The fight will be presented by Premier Boxing Champions and televised live on ESPN starting at 10 PM ET/7 PM PT.
Twenty-seven-year-old Santa Cruz turned pro in 2006 at the age of 18. A dynamic come-forward fighter who is one of the best body punches in the business, Santa Cruz, aside from a draw in his second fight, is putting his perfect record on the line.
“El Terremoto” has been handled beautifully. After a few years getting experience by fighting novices and grizzled veterans, in 2011 he stepped it up and won the interim WBC Youth World bantamweight title. In June 2012 he defeated Vusi Malinga (20-3-1 coming in) to win the IBF World bantamweight title. Fourteen months later, he KO’d Victor Terrazas (37-2-1) to win the WBC World super bantamweight title.
Since that turnaround in 2012, the combined records of Santa Cruz’s opponents are an eye-popping 316-32-13.
But he has yet to fight anyone as accomplished as Abner Mares.
Mares is 29 years old and turned pro in 2005 at the age of 19. He has followed a similar path as Santa Cruz. In December 2010 he defeated Vic Darchinyan (35-2-1 at the time) to win the IBO World bantamweight title. In his next fight, eight months later, he won a majority decision over Joseph Agbeko (28-2) to win the IBF World bantamweight title.
In addition to defeating Darchinyan and Agbeko, Mares also has victories over Eric Morel, Anselmo Moreno, and Daniel Ponce de Leon.
Mares is a warrior through and through and leaves nothing outside the ring.
But it all seemed to come crashing down in August 2013 when he was knocked out in the first round by Jhonny Gonzalez.
The experts said Gonzalez, the longtime WBC World featherweight champion, was nearing the end of his career. With the exception of a loss to Ponce De Leon, he hadn’t lost a fight in three years, so he wasn’t losing fights, per se. But boxing is rarely kind to aging boxers, especially aging featherweight boxers, which made his knockout of Mares all the more alarming, and that alarm colors Saturday’s fight against Leo Santa Cruz.

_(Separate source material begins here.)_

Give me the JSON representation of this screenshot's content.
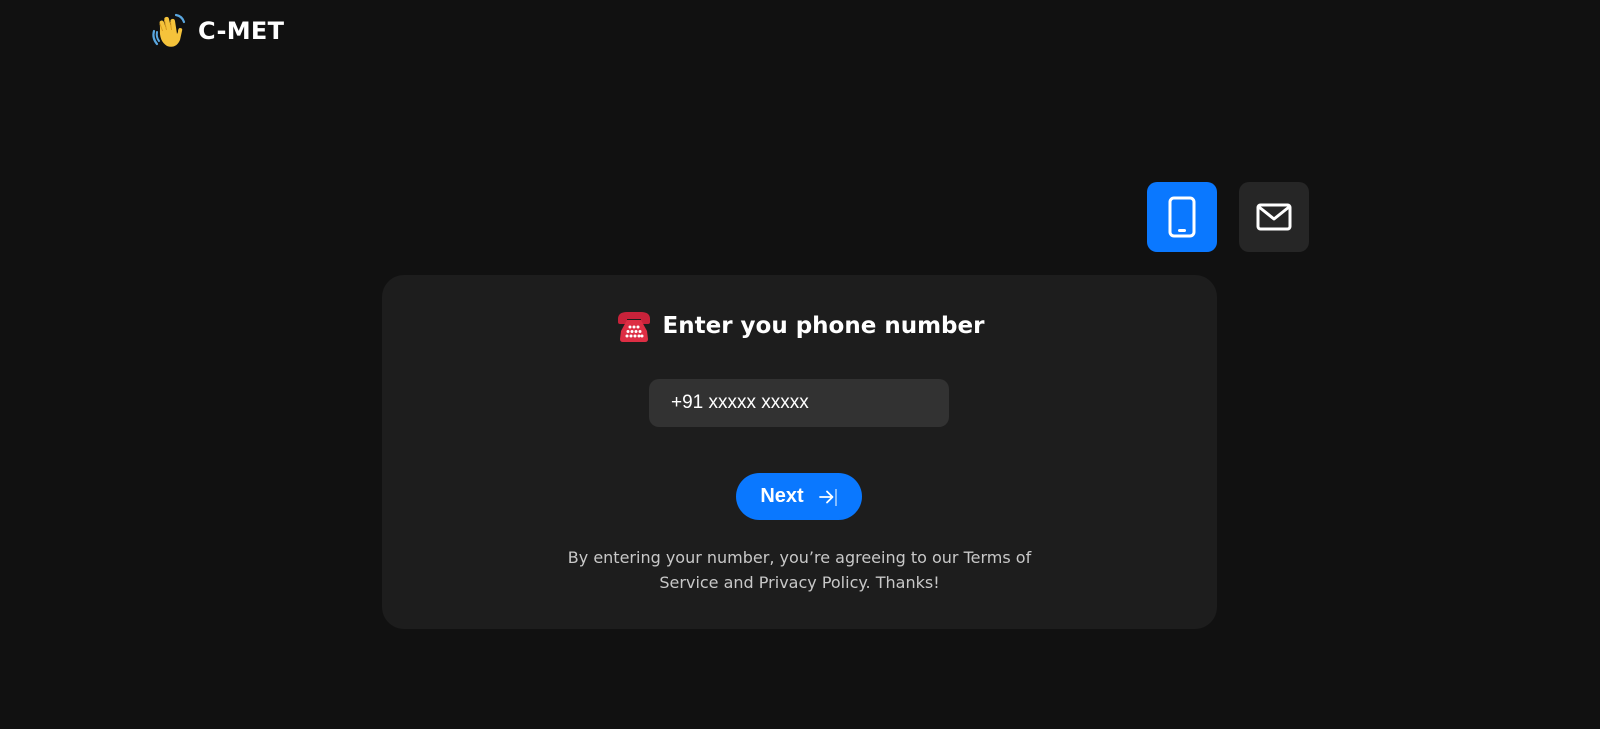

“In my mind this is a fight of the year,” says Santa Cruz, “because we’re both Mexican street fighters, we come forward, trying to please the fans. I see this fight like almost a 50/50. We both have a lot to prove. Neither of us wants to lose. We’re going to leave everything in the ring. I know he’s really hungry to get the victory. I don’t want my first defeat so I’m going to go out there and put a show on. I have to pressure him and stay on top of him.
“I’m very determined to win this fight. It’s the biggest fight of my career. This is the toughest fighter I’ve faced. I have a lot to lose. A win against Mares will put me on the level to get more big fights. We know the way to victory.”
The way to victory for Abner Mares is through Santa Cruz.
“I’m going up against a young, undefeated, talented and strong Leo Santa Cruz,” says Mares. “He’s never tasted defeat. All of that motivates me to go in there and be the first one to take him down. I’m past my loss. My experience is going to be the difference in this fight. Anything is possible. He has a lot of talents but I’m going to take what comes my way and put in a great performance. I am in there to destroy. I know what I have to do.”
This article was penned by the author who is not related to the WBA and the statements, expressions or opinions referenced herein are that of the author alone and not the WBA.